The motifications of the Web's foe is much simpler, he's greedy. In the course of their first confrontation, he instantly gains contempt for the hero and taunts him for a rematch.


Neither hero faired well in the initial confrontation, Never fear! For their steely determination prompted them to pursue these limber larcenists even if it meant getting a little wet! Despite this, our twin terrors were determined that their rematch afford them vicious victories. Keep reading!


Incredible! Even in the 60's, the Tumbler was telling his Facebook buddies to keep track of their Web alerts while surfing the net! Anyways, the short-lived careers of  these Friday Fiends were squashed by some superior adversaries. Probably why we never saw a Acrobat and the Tumbler strip. 

Tuesday, October 5, 2010

Fiends of Friday Week: Headache Hubris


Our first Skull debuted in October 1940's Top Notch #9, a mastermind that framed police officer Kip Burland, causing Kip to become the Skull's arch-foe, Black Hood. Rudolph Wolk first appeared in April 1965's Sarge Steel #3, yet a later published case involved Wolk's first chronological appearance as the Smiling Skull vs World War II hero, Judomaster.

The golden age Skull was part mastermind, part fighting dynamo as he took the initiative during battles to knock out his opponent when his gadgetry failed to work properly. Often successfully.
Nazi Germany's Smiling Skull was also proficient in a form of martial arts combat, desiring to match his skill level against the best that America and (in a later appearance) ally Imperial Japan's finest warriors.
Suffice it to say, vanity led to Skull's doom when he  hadobtained a brain control device from the criminal genius, the Abominable Schemer (it wasn't just the schemes, the name itself was very repugnant) and then sent him o a trap. The Schemer found his way out, and left the Skull in a virtual reality from which there was not escape. Yet was this the ultimate finality for the Skull? He seemingly perished back in the 1940's, replaced by a son in Jackpot Comics #6. Either the son adopted his father's features in the 1960's, or papa Skull escaped death's thralls. And found a neat cave HQ.
For the Smiling Skull, it was his vane attempt to obtain a duplicate of his prized silver luger from Sarge Steel and ended of bringing Steel to his secret camp. This led to Skull's downfall (in his own cave!) as his dreams of reigniting his belowed Reich were thwarted and his hostages were freed.

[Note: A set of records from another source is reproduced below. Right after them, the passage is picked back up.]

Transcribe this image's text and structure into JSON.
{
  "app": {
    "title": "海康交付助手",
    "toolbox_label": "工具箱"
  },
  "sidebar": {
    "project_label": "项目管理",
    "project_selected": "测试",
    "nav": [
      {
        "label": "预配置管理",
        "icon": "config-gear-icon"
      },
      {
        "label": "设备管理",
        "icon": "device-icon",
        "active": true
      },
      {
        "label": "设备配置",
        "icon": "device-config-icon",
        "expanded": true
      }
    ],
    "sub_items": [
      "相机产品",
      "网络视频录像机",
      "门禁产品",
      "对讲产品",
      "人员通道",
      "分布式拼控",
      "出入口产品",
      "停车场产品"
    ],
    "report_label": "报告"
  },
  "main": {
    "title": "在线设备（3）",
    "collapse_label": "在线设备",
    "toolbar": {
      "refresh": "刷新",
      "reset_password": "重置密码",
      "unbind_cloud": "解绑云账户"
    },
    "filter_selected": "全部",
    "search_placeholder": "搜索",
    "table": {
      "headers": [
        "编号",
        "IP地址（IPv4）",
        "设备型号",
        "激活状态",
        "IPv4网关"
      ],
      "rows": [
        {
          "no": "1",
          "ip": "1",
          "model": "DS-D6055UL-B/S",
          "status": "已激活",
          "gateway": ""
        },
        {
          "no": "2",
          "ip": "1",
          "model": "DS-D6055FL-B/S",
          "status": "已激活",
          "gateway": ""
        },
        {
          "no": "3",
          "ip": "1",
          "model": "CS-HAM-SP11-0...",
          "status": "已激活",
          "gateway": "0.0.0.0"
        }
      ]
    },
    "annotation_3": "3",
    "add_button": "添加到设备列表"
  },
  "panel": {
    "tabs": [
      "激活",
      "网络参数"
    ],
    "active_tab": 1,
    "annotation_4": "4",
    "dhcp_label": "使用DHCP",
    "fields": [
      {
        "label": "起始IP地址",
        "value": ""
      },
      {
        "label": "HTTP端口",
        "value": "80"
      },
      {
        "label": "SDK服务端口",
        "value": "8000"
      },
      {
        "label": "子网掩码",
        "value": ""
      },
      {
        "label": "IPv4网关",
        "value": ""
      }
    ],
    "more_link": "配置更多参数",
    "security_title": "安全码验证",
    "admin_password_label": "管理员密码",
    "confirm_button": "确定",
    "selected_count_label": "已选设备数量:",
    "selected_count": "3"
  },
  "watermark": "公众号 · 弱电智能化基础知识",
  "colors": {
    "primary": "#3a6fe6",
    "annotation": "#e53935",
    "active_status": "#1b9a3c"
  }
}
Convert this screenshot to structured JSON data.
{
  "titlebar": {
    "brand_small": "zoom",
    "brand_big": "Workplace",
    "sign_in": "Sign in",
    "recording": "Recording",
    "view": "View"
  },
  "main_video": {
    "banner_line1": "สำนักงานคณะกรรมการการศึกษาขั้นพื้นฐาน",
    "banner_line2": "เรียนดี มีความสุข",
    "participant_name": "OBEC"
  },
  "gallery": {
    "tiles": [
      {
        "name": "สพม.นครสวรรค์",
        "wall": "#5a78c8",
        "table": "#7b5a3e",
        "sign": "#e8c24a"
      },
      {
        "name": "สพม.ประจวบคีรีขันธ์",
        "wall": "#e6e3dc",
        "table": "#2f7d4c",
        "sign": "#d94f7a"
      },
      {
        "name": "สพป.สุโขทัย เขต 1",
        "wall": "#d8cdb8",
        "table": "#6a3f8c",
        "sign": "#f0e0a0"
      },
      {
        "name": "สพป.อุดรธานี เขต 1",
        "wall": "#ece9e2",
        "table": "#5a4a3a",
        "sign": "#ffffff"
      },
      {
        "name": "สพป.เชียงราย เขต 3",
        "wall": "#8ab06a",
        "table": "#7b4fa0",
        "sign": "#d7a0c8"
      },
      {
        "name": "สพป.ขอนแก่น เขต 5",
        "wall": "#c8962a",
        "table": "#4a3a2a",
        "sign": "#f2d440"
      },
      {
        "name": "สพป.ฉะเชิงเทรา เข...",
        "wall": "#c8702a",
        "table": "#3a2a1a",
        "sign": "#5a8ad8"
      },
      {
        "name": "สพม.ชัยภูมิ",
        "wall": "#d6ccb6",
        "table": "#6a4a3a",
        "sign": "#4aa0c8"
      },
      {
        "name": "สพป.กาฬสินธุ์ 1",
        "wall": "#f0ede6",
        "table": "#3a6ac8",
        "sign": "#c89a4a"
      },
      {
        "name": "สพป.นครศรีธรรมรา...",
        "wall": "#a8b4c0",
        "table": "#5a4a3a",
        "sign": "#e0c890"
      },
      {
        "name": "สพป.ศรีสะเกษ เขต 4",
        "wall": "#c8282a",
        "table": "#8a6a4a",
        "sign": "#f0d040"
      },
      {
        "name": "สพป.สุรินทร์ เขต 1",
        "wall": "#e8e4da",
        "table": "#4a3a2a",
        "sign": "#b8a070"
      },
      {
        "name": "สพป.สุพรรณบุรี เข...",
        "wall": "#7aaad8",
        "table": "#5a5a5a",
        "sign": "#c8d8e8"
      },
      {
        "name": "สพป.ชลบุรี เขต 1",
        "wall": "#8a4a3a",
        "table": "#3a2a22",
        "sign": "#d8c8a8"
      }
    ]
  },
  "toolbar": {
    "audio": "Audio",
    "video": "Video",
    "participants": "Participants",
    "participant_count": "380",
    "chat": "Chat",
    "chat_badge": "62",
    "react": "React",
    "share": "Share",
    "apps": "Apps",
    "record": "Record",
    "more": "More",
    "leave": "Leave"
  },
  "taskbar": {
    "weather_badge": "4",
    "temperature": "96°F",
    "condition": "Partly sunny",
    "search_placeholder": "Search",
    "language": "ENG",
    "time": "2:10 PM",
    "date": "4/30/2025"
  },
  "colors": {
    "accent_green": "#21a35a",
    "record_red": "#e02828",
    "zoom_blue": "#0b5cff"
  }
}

Two Skulls, both devious tacticians framing officers of the law (the Hood and Sarge), retaining their youthful vigor and fighting prowess from two decades after their criminal careers commenced. And both were UG-LEE!